Every adoption, whether public or private, requires the biological parent or parents to relinquish their rights to the child so that the court may legally establish the adoptive family’s parental rights. Simply put, it is a process of transferring parental rights from one person or pair to another.
In some cases, the transference of parental rights is a smooth, issue-free process, making the adoption uncontested. However, when the adoption is contested, it leads to a complicated, drawn-out adoption process.
This month, we are diving deep into the differences between uncontested and contested adoptions to help clarify each and prepare you for what you can expect from either possibility.
What Is an Uncontested Adoption?
An uncontested adoption is one wherein the biological parent or parents willingly relinquish their parental rights to the child so that the adoptive family may gain legal parental rights instead. Uncontested adoptions are typically straightforward, and the process is fairly smooth since there are few speedbumps or roadblocks to work through.
Whether it is a kinship adoption, stepparent adoption, or private adoption, the goal for any adoptive family is to undergo an uncontested adoption. However, the simplicity of the process hinges on the biological parent(s) and their willingness to terminate their legal rights.
Some uncontested adoptions only require the mother to terminate her rights as she is the only one with parental rights over the child. This is most common in cases where a child is born outside of marriage. In Georgia, mothers are always granted legal parental rights. Fathers are only given parental rights through legitimation or by being married to the mother when the child is born. If a man fathers a child out of wedlock but does not seek legitimation of the child, and the mother willingly relinquishes her rights for the adoption, there is no need to seek termination of rights from the father since he has no rights to terminate.
What Is a Contested Adoption?
A contested adoption is one where either the biological mother, father, or both are unwilling to terminate their parental rights so that someone else may adopt their child. Contested adoptions can take several forms and can turn into complicated and drawn-out legal battles between the biological parent(s) and the adoptive family. The adoptive family must prove to the court why they should be allowed to legally adopt the child, while the biological parent(s) must demonstrate their ability and willingness to care for their child. In contested adoptions, the judge must determine what is in the child’s best interest and base their rulings on that determination.

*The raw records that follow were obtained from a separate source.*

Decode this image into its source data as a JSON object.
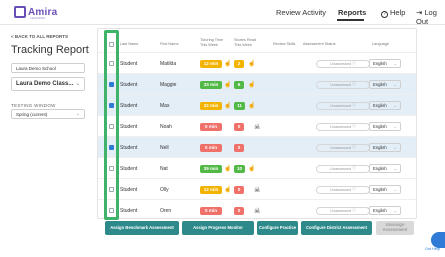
{
  "header": {
    "logo_text": "Amira",
    "logo_sub": "LEARNING",
    "nav": [
      {
        "label": "Review Activity"
      },
      {
        "label": "Reports"
      },
      {
        "label": "Help"
      },
      {
        "label": "Log Out"
      }
    ]
  },
  "left_panel": {
    "back_label": "< BACK TO ALL REPORTS",
    "title": "Tracking Report",
    "school": "Laura Demo School",
    "class": "Laura Demo Class...",
    "window_label": "TESTING WINDOW",
    "window_value": "Spring (current)"
  },
  "table": {
    "headers": {
      "last_name": "Last Name",
      "first_name": "First Name",
      "tutoring": "Tutoring Time This Week",
      "stories": "Stories Read This Week",
      "skills": "Review Skills",
      "assessment": "Assessment Status",
      "language": "Language"
    },
    "rows": [
      {
        "last": "Student",
        "first": "Matilda",
        "selected": false,
        "minutes": "12 min",
        "min_color": "#f2b400",
        "stories": "2",
        "st_color": "#f2b400",
        "hand1": true,
        "hand2": true,
        "bug": false,
        "status": "Unassessed",
        "lang": "English"
      },
      {
        "last": "Student",
        "first": "Maggie",
        "selected": true,
        "minutes": "33 min",
        "min_color": "#52b947",
        "stories": "6",
        "st_color": "#52b947",
        "hand1": true,
        "hand2": true,
        "bug": false,
        "status": "Unassessed",
        "lang": "English"
      },
      {
        "last": "Student",
        "first": "Max",
        "selected": true,
        "minutes": "22 min",
        "min_color": "#f2b400",
        "stories": "11",
        "st_color": "#52b947",
        "hand1": true,
        "hand2": true,
        "bug": false,
        "status": "Unassessed",
        "lang": "English"
      },
      {
        "last": "Student",
        "first": "Noah",
        "selected": false,
        "minutes": "0 min",
        "min_color": "#f0706a",
        "stories": "0",
        "st_color": "#f0706a",
        "hand1": false,
        "hand2": false,
        "bug": true,
        "status": "Unassessed",
        "lang": "English"
      },
      {
        "last": "Student",
        "first": "Nell",
        "selected": true,
        "minutes": "0 min",
        "min_color": "#f0706a",
        "stories": "0",
        "st_color": "#f0706a",
        "hand1": false,
        "hand2": false,
        "bug": false,
        "status": "Unassessed",
        "lang": "English"
      },
      {
        "last": "Student",
        "first": "Nat",
        "selected": false,
        "minutes": "39 min",
        "min_color": "#52b947",
        "stories": "10",
        "st_color": "#52b947",
        "hand1": true,
        "hand2": true,
        "bug": false,
        "status": "Unassessed",
        "lang": "English"
      },
      {
        "last": "Student",
        "first": "Olly",
        "selected": false,
        "minutes": "12 min",
        "min_color": "#f2b400",
        "stories": "0",
        "st_color": "#f0706a",
        "hand1": true,
        "hand2": false,
        "bug": true,
        "status": "Unassessed",
        "lang": "English"
      },
      {
        "last": "Student",
        "first": "Oren",
        "selected": false,
        "minutes": "0 min",
        "min_color": "#f0706a",
        "stories": "0",
        "st_color": "#f0706a",
        "hand1": false,
        "hand2": false,
        "bug": true,
        "status": "Unassessed",
        "lang": "English"
      },
      {
        "last": "Student",
        "first": "Oryl",
        "selected": false,
        "minutes": "",
        "min_color": "#f0706a",
        "stories": "",
        "st_color": "#f0706a",
        "hand1": false,
        "hand2": false,
        "bug": false,
        "status": "Unassessed",
        "lang": "English"
      }
    ]
  },
  "buttons": {
    "assign_benchmark": "Assign Benchmark Assessment",
    "assign_progress": "Assign Progress Monitor",
    "configure_practice": "Configure Practice",
    "configure_district": "Configure District Assessment",
    "unassign": "Unassign Assessment"
  },
  "chat_label": "Get Help"
}
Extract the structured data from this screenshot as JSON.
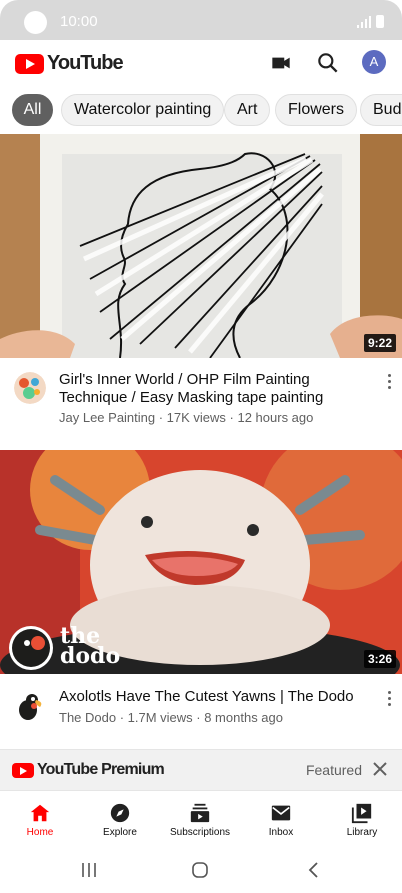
{
  "status_bar": {
    "time": "10:00"
  },
  "app_bar": {
    "logo_text": "YouTube",
    "icons": [
      "video-camera-icon",
      "search-icon"
    ],
    "avatar_letter": "A"
  },
  "chips": [
    {
      "label": "All",
      "active": true
    },
    {
      "label": "Watercolor painting",
      "active": false
    },
    {
      "label": "Art",
      "active": false
    },
    {
      "label": "Flowers",
      "active": false
    },
    {
      "label": "Budg",
      "active": false
    }
  ],
  "videos": [
    {
      "title": "Girl's Inner World / OHP Film  Painting Technique / Easy Masking tape painting",
      "subtitle": "Jay Lee Painting · 17K views · 12 hours ago",
      "duration": "9:22"
    },
    {
      "title": "Axolotls Have The Cutest Yawns | The Dodo",
      "subtitle": "The Dodo · 1.7M views · 8 months ago",
      "duration": "3:26",
      "watermark_top": "the",
      "watermark_bottom": "dodo"
    }
  ],
  "premium_banner": {
    "logo_text": "YouTube Premium",
    "featured_label": "Featured"
  },
  "bottom_nav": [
    {
      "label": "Home",
      "icon": "home-icon",
      "active": true
    },
    {
      "label": "Explore",
      "icon": "compass-icon",
      "active": false
    },
    {
      "label": "Subscriptions",
      "icon": "subscriptions-icon",
      "active": false
    },
    {
      "label": "Inbox",
      "icon": "mail-icon",
      "active": false
    },
    {
      "label": "Library",
      "icon": "library-icon",
      "active": false
    }
  ],
  "colors": {
    "brand_red": "#ff0000",
    "chip_active": "#606060",
    "avatar": "#5c6bc0"
  }
}
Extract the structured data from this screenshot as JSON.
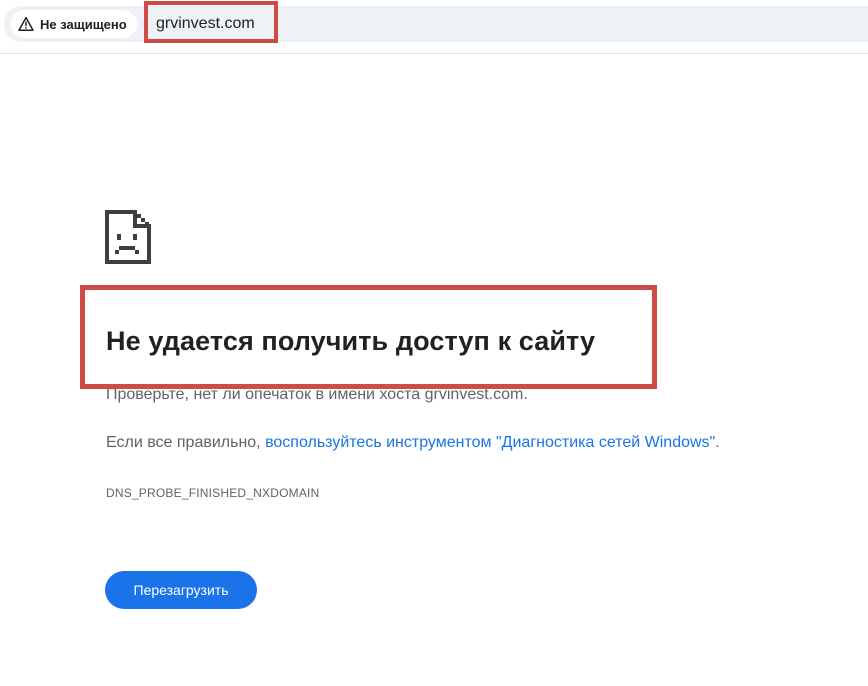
{
  "address_bar": {
    "security_label": "Не защищено",
    "security_icon": "warning-triangle-icon",
    "url": "grvinvest.com"
  },
  "error": {
    "icon": "sad-page-icon",
    "title": "Не удается получить доступ к сайту",
    "check_text": "Проверьте, нет ли опечаток в имени хоста grvinvest.com.",
    "diag_prefix": "Если все правильно, ",
    "diag_link": "воспользуйтесь инструментом \"Диагностика сетей Windows\"",
    "diag_suffix": ".",
    "code": "DNS_PROBE_FINISHED_NXDOMAIN",
    "reload_label": "Перезагрузить"
  },
  "colors": {
    "highlight": "#cf4b45",
    "link": "#1a73e8",
    "button": "#1a73e8"
  }
}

Common Reasons for a Contested Adoption
There are several reasons an adoption can become contested, including:
The Biological Parents Refuse to Terminate Their Rights Willingly
If the mother and father have rights to their child, but a family member or friend wants to adopt their child, both parents could refuse to terminate their rights as parents. It is also possible for only the mother or only the father to have rights that they refuse to terminate.
It requires serious reasons or circumstances for family members or friends to pursue the adoption of a child against the parents’ wishes. The adoptive family must present undeniable evidence that the parents are unfit.
Circumstances of unfit parenting can include:
- Child abuse
- Domestic violence
- Negligent parenting
- Significant mental health challenges
- Substance abuse without any successful attempts at recovery
If friends or family members genuinely believe a mother, father, or both are unfit as parents, but the parents refuse to give up their parental rights, a judge can order termination of their rights when presented with solid evidence. If the judge determines that the evidence presented does not prove unfit parenting, the parents retain their rights and prevent any adoption from proceeding.
The Biological Father Intervenes in the Adoption Process
Another common reason an adoption can become contested is because the biological father intervenes. In these cases, the mother is willing to terminate her rights, but the biological father is not. In some cases, the father already has rights to his child; in other cases, he wishes to establish his rights and gain custody of the child.
It could be that an unmarried biological father did not know about the child until recently and would like the opportunity to pursue legitimation. Or perhaps the biological father initially knew about and consented to the adoption but changed his mind. There are numerous potential circumstances regarding the father and his decision to contest an adoption.
In these cases, all parties involved will attend a hearing so that the judge can decide if the adoption should continue. The father must prove his willingness and ability to establish his rights, if necessary, and care for the child. Based on the evidence, the court may decline the father’s petition and allow the adoption to continue. Or the judge may side with the father, stopping the adoption process.
Caught in a Contested Adoption? You Need Platt Family Law on Your Side.
Contested adoptions can become complex, murky, and litigious, which is why it is essential to have a solid legal team to advocate for you throughout the adoption process. Even uncontested adoptions can become contested at any point, complicating the adoption process quickly.
Whether you are the adoptive family seeking to gain parental rights over a child, or you are the parents and do not wish to terminate your rights, let our dedicated family lawyers support you. Our all-female team offers the legal guidance and advocacy you need in the courtroom to either keep your rights or gain rights as parents. Schedule a consultation with our firm today to discuss your adoption case and discover the best path forward. 404-255-3434